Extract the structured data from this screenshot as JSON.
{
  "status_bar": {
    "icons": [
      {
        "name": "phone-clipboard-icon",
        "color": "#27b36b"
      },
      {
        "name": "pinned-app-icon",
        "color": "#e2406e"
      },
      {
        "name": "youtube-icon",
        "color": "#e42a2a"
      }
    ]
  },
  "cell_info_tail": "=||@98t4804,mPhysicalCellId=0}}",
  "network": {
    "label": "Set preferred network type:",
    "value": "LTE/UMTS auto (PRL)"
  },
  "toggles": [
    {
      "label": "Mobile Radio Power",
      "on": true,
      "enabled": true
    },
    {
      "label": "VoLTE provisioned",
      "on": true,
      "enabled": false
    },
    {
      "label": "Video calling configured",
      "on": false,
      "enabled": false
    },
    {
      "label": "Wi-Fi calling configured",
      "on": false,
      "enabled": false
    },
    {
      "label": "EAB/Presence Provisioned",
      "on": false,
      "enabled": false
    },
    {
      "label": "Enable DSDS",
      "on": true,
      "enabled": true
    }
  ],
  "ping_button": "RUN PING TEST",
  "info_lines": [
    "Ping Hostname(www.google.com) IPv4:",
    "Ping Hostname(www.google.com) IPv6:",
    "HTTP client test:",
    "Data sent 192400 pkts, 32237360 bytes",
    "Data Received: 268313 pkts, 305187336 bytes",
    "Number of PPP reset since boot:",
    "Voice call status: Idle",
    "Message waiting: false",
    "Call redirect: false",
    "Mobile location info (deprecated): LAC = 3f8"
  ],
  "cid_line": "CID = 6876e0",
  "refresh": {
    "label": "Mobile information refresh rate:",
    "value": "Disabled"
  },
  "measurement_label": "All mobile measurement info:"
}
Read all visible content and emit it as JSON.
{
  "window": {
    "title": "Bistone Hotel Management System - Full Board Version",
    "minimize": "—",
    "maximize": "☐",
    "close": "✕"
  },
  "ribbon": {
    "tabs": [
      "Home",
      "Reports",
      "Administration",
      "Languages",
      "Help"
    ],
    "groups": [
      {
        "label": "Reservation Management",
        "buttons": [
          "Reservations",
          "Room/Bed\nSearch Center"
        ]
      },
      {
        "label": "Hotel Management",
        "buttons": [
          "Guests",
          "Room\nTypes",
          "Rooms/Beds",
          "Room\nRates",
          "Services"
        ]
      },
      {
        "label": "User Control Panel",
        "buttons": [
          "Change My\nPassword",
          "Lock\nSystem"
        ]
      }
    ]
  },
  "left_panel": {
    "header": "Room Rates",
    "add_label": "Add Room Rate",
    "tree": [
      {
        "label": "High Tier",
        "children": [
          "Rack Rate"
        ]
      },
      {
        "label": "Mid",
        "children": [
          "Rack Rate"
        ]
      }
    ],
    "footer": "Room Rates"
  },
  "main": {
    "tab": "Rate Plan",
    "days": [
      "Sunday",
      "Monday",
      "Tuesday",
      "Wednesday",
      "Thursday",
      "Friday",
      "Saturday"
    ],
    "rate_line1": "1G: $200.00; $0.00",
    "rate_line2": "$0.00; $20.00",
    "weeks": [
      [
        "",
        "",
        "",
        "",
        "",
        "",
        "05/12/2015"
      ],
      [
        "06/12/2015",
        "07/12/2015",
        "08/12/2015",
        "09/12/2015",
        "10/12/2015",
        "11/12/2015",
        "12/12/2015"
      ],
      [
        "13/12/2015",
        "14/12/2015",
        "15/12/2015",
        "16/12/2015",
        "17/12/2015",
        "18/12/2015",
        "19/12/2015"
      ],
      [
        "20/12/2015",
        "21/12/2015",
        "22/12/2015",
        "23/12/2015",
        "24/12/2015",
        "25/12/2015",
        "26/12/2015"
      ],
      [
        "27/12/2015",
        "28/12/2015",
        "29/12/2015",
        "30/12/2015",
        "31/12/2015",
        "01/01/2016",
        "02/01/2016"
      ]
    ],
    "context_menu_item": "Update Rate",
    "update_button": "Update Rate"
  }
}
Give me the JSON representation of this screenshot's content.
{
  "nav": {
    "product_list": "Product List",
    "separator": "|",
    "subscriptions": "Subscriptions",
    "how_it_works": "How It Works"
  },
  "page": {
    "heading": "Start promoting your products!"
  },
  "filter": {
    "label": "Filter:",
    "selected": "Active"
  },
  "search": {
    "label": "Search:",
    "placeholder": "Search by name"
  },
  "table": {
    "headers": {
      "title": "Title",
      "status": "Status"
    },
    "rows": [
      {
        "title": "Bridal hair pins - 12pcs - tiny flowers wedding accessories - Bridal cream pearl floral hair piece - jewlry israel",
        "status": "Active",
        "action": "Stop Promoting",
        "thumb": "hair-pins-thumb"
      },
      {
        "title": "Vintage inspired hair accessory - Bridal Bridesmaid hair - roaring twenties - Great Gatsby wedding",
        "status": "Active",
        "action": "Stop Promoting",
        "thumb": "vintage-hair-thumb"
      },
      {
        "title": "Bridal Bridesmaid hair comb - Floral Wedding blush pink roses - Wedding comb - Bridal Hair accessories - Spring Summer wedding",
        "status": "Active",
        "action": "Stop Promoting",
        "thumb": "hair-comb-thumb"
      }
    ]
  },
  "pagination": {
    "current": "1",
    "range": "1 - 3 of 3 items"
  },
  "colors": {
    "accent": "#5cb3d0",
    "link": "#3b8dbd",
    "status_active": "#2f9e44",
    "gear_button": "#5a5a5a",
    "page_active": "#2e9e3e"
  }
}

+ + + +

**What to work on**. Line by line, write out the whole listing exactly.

**Solution**.
Extract the structured data from this screenshot as JSON.
{
  "status_bar": {
    "icons": [
      {
        "name": "phone-clipboard-icon",
        "color": "#27b36b"
      },
      {
        "name": "pinned-app-icon",
        "color": "#e2406e"
      },
      {
        "name": "youtube-icon",
        "color": "#e42a2a"
      }
    ]
  },
  "cell_info_tail": "=||@98t4804,mPhysicalCellId=0}}",
  "network": {
    "label": "Set preferred network type:",
    "value": "LTE/UMTS auto (PRL)"
  },
  "toggles": [
    {
      "label": "Mobile Radio Power",
      "on": true,
      "enabled": true
    },
    {
      "label": "VoLTE provisioned",
      "on": true,
      "enabled": false
    },
    {
      "label": "Video calling configured",
      "on": false,
      "enabled": false
    },
    {
      "label": "Wi-Fi calling configured",
      "on": false,
      "enabled": false
    },
    {
      "label": "EAB/Presence Provisioned",
      "on": false,
      "enabled": false
    },
    {
      "label": "Enable DSDS",
      "on": true,
      "enabled": true
    }
  ],
  "ping_button": "RUN PING TEST",
  "info_lines": [
    "Ping Hostname(www.google.com) IPv4:",
    "Ping Hostname(www.google.com) IPv6:",
    "HTTP client test:",
    "Data sent 192400 pkts, 32237360 bytes",
    "Data Received: 268313 pkts, 305187336 bytes",
    "Number of PPP reset since boot:",
    "Voice call status: Idle",
    "Message waiting: false",
    "Call redirect: false",
    "Mobile location info (deprecated): LAC = 3f8"
  ],
  "cid_line": "CID = 6876e0",
  "refresh": {
    "label": "Mobile information refresh rate:",
    "value": "Disabled"
  },
  "measurement_label": "All mobile measurement info:"
}
Read all visible content and emit it as JSON.
{
  "window": {
    "title": "Bistone Hotel Management System - Full Board Version",
    "minimize": "—",
    "maximize": "☐",
    "close": "✕"
  },
  "ribbon": {
    "tabs": [
      "Home",
      "Reports",
      "Administration",
      "Languages",
      "Help"
    ],
    "groups": [
      {
        "label": "Reservation Management",
        "buttons": [
          "Reservations",
          "Room/Bed\nSearch Center"
        ]
      },
      {
        "label": "Hotel Management",
        "buttons": [
          "Guests",
          "Room\nTypes",
          "Rooms/Beds",
          "Room\nRates",
          "Services"
        ]
      },
      {
        "label": "User Control Panel",
        "buttons": [
          "Change My\nPassword",
          "Lock\nSystem"
        ]
      }
    ]
  },
  "left_panel": {
    "header": "Room Rates",
    "add_label": "Add Room Rate",
    "tree": [
      {
        "label": "High Tier",
        "children": [
          "Rack Rate"
        ]
      },
      {
        "label": "Mid",
        "children": [
          "Rack Rate"
        ]
      }
    ],
    "footer": "Room Rates"
  },
  "main": {
    "tab": "Rate Plan",
    "days": [
      "Sunday",
      "Monday",
      "Tuesday",
      "Wednesday",
      "Thursday",
      "Friday",
      "Saturday"
    ],
    "rate_line1": "1G: $200.00; $0.00",
    "rate_line2": "$0.00; $20.00",
    "weeks": [
      [
        "",
        "",
        "",
        "",
        "",
        "",
        "05/12/2015"
      ],
      [
        "06/12/2015",
        "07/12/2015",
        "08/12/2015",
        "09/12/2015",
        "10/12/2015",
        "11/12/2015",
        "12/12/2015"
      ],
      [
        "13/12/2015",
        "14/12/2015",
        "15/12/2015",
        "16/12/2015",
        "17/12/2015",
        "18/12/2015",
        "19/12/2015"
      ],
      [
        "20/12/2015",
        "21/12/2015",
        "22/12/2015",
        "23/12/2015",
        "24/12/2015",
        "25/12/2015",
        "26/12/2015"
      ],
      [
        "27/12/2015",
        "28/12/2015",
        "29/12/2015",
        "30/12/2015",
        "31/12/2015",
        "01/01/2016",
        "02/01/2016"
      ]
    ],
    "context_menu_item": "Update Rate",
    "update_button": "Update Rate"
  }
}
Give me the JSON representation of this screenshot's content.
{
  "nav": {
    "product_list": "Product List",
    "separator": "|",
    "subscriptions": "Subscriptions",
    "how_it_works": "How It Works"
  },
  "page": {
    "heading": "Start promoting your products!"
  },
  "filter": {
    "label": "Filter:",
    "selected": "Active"
  },
  "search": {
    "label": "Search:",
    "placeholder": "Search by name"
  },
  "table": {
    "headers": {
      "title": "Title",
      "status": "Status"
    },
    "rows": [
      {
        "title": "Bridal hair pins - 12pcs - tiny flowers wedding accessories - Bridal cream pearl floral hair piece - jewlry israel",
        "status": "Active",
        "action": "Stop Promoting",
        "thumb": "hair-pins-thumb"
      },
      {
        "title": "Vintage inspired hair accessory - Bridal Bridesmaid hair - roaring twenties - Great Gatsby wedding",
        "status": "Active",
        "action": "Stop Promoting",
        "thumb": "vintage-hair-thumb"
      },
      {
        "title": "Bridal Bridesmaid hair comb - Floral Wedding blush pink roses - Wedding comb - Bridal Hair accessories - Spring Summer wedding",
        "status": "Active",
        "action": "Stop Promoting",
        "thumb": "hair-comb-thumb"
      }
    ]
  },
  "pagination": {
    "current": "1",
    "range": "1 - 3 of 3 items"
  },
  "colors": {
    "accent": "#5cb3d0",
    "link": "#3b8dbd",
    "status_active": "#2f9e44",
    "gear_button": "#5a5a5a",
    "page_active": "#2e9e3e"
  }
}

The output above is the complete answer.